On Saturday 12 December 1964, Harold Wilson addressed his first Labour party conference as prime minister, George Harrison was photographed with his new girlfriend in the Bahamas, Pope Paul VI told Catholics they could drink alcohol ‘in moderation’ before Midnight Mass and, according to the Mirror, ‘two strip-tease girls fought in the nude in their

Baffling and vile: ETO’s Manon Lescaut reviewed

In 1937, John Barbirolli took six pieces by Henry Purcell and arranged them for an orchestra of strings, horns and woodwinds. Nothing unusual about that: arranging baroque music for modern symphony orchestras was what famous conductors used to do. Beecham and Hamilton Harty re-upholstered Handel. Mahler did something similar with Bach, then directed the result

What would Tanner say?

On the train home from the Royal Festival Hall I learned of the death of Michael Tanner, who wrote this column from 1996 to 2014 and beyond. The Orchestra of the Age of Enlightenment had been playing Sibelius’s Fifth Symphony, and it’s not strictly true to say that the news made me wonder about his

In defence of noise music

It’s curious to consider what a venerable old thing noise music is. That this most singularly untameable of musics – the place where melody, harmony and pulse all go to die – is an Edwardian invention. It first arrived in this country 110 years ago when futurists Filippo Marinetti and Luigi Russolo set up camp

Death of a choir

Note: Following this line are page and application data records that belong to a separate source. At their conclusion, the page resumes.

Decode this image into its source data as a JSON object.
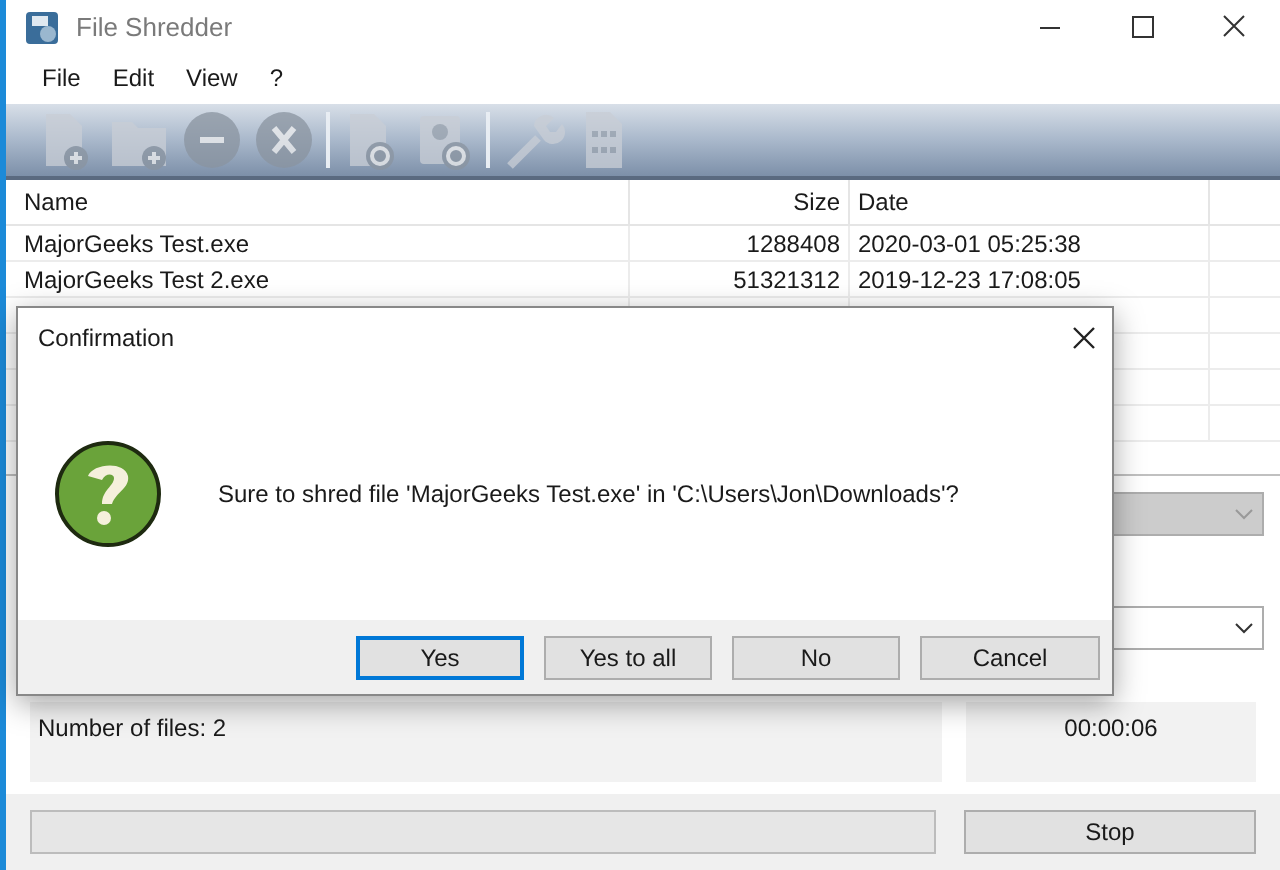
{
  "window": {
    "title": "File Shredder"
  },
  "menu": [
    "File",
    "Edit",
    "View",
    "?"
  ],
  "toolbar": [
    {
      "kind": "add-file",
      "disabled": true
    },
    {
      "kind": "add-folder",
      "disabled": true
    },
    {
      "kind": "remove",
      "disabled": true
    },
    {
      "kind": "clear",
      "disabled": true
    },
    {
      "kind": "sep"
    },
    {
      "kind": "file-cycle",
      "disabled": true
    },
    {
      "kind": "disk-cycle",
      "disabled": true
    },
    {
      "kind": "sep"
    },
    {
      "kind": "wrench",
      "disabled": true
    },
    {
      "kind": "binary",
      "disabled": true
    }
  ],
  "table": {
    "columns": [
      "Name",
      "Size",
      "Date"
    ],
    "rows": [
      [
        "MajorGeeks Test.exe",
        "1288408",
        "2020-03-01 05:25:38"
      ],
      [
        "MajorGeeks Test 2.exe",
        "51321312",
        "2019-12-23 17:08:05"
      ]
    ]
  },
  "dropdowns": [
    {
      "disabled": true
    },
    {
      "disabled": false
    }
  ],
  "status": {
    "count": "Number of files: 2",
    "time": "00:00:06"
  },
  "progress": {
    "level": 0
  },
  "stop_button": "Stop",
  "dialog": {
    "title": "Confirmation",
    "message": "Sure to shred file 'MajorGeeks Test.exe' in 'C:\\Users\\Jon\\Downloads'?",
    "buttons": [
      {
        "label": "Yes",
        "selected": true
      },
      {
        "label": "Yes to all",
        "selected": false
      },
      {
        "label": "No",
        "selected": false
      },
      {
        "label": "Cancel",
        "selected": false
      }
    ]
  }
}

Always make your redundancy announcement when the people at the receiving end of it are on a high. This seems to be the favoured method of today’s managing executives, who perhaps imagine that adrenalin will somehow anaesthetise the blow of getting the sack. For the Cambridge student choir St John’s Voices, the news of its

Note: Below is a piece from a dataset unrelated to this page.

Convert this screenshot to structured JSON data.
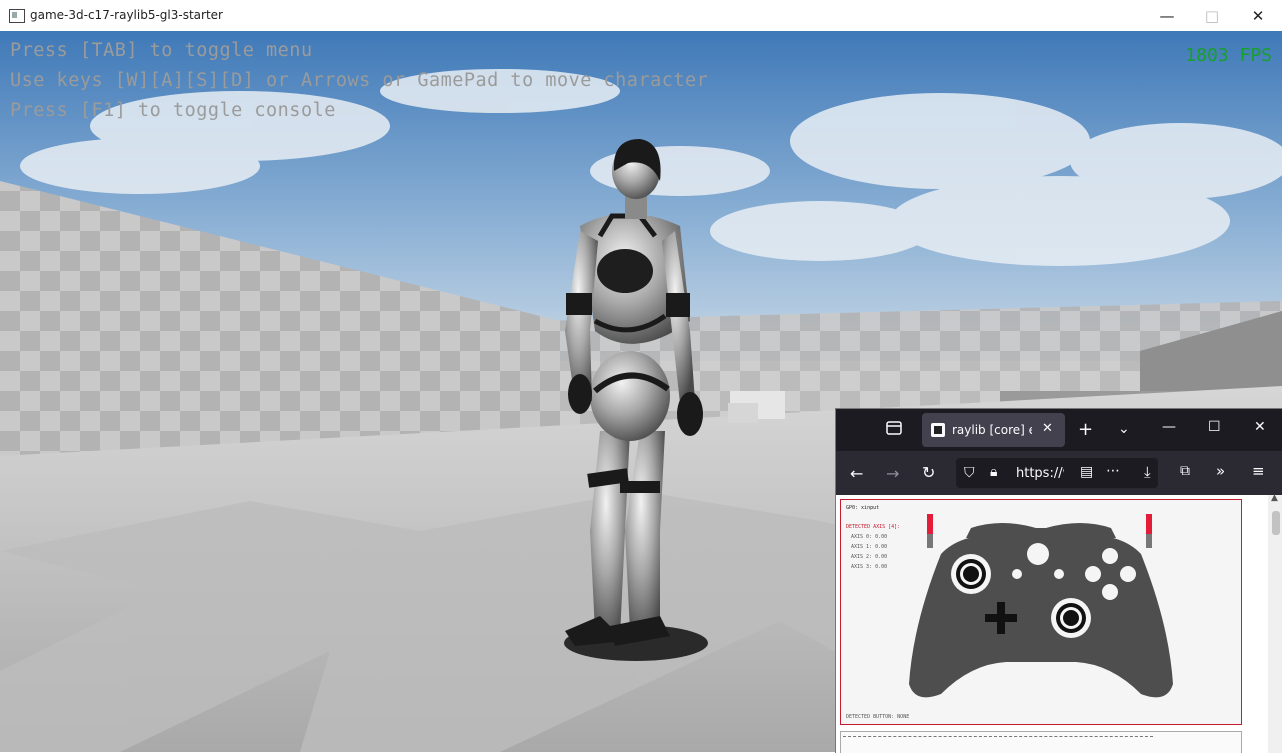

Top oratorio-mongering: Elijah, at the Barbican, reviewed

As a young music critic, Bernard Shaw poked fun at anyone who thought Mendelssohn was a genius. Shaw conceded that Mendelssohn was capable of touching tenderness and refinement and sometimes ‘nobility and pure fire’, but his music was marred by kid-glove gentility, conventional sentimentality and – worst of all – ‘despicable oratorio-mongering’. Shaw’s pet hate

The miracle of watching a great string quartet perform

Joseph Haydn, it’s generally agreed, invented the string quartet. And having done so, he re-invented it: again and again. Take his quartet Op. 20, No. 2, of 1772 – the first item in the Takacs Quartet’s recital last week at the Wigmore Hall. The cello propels itself forward and upward, then starts to warble like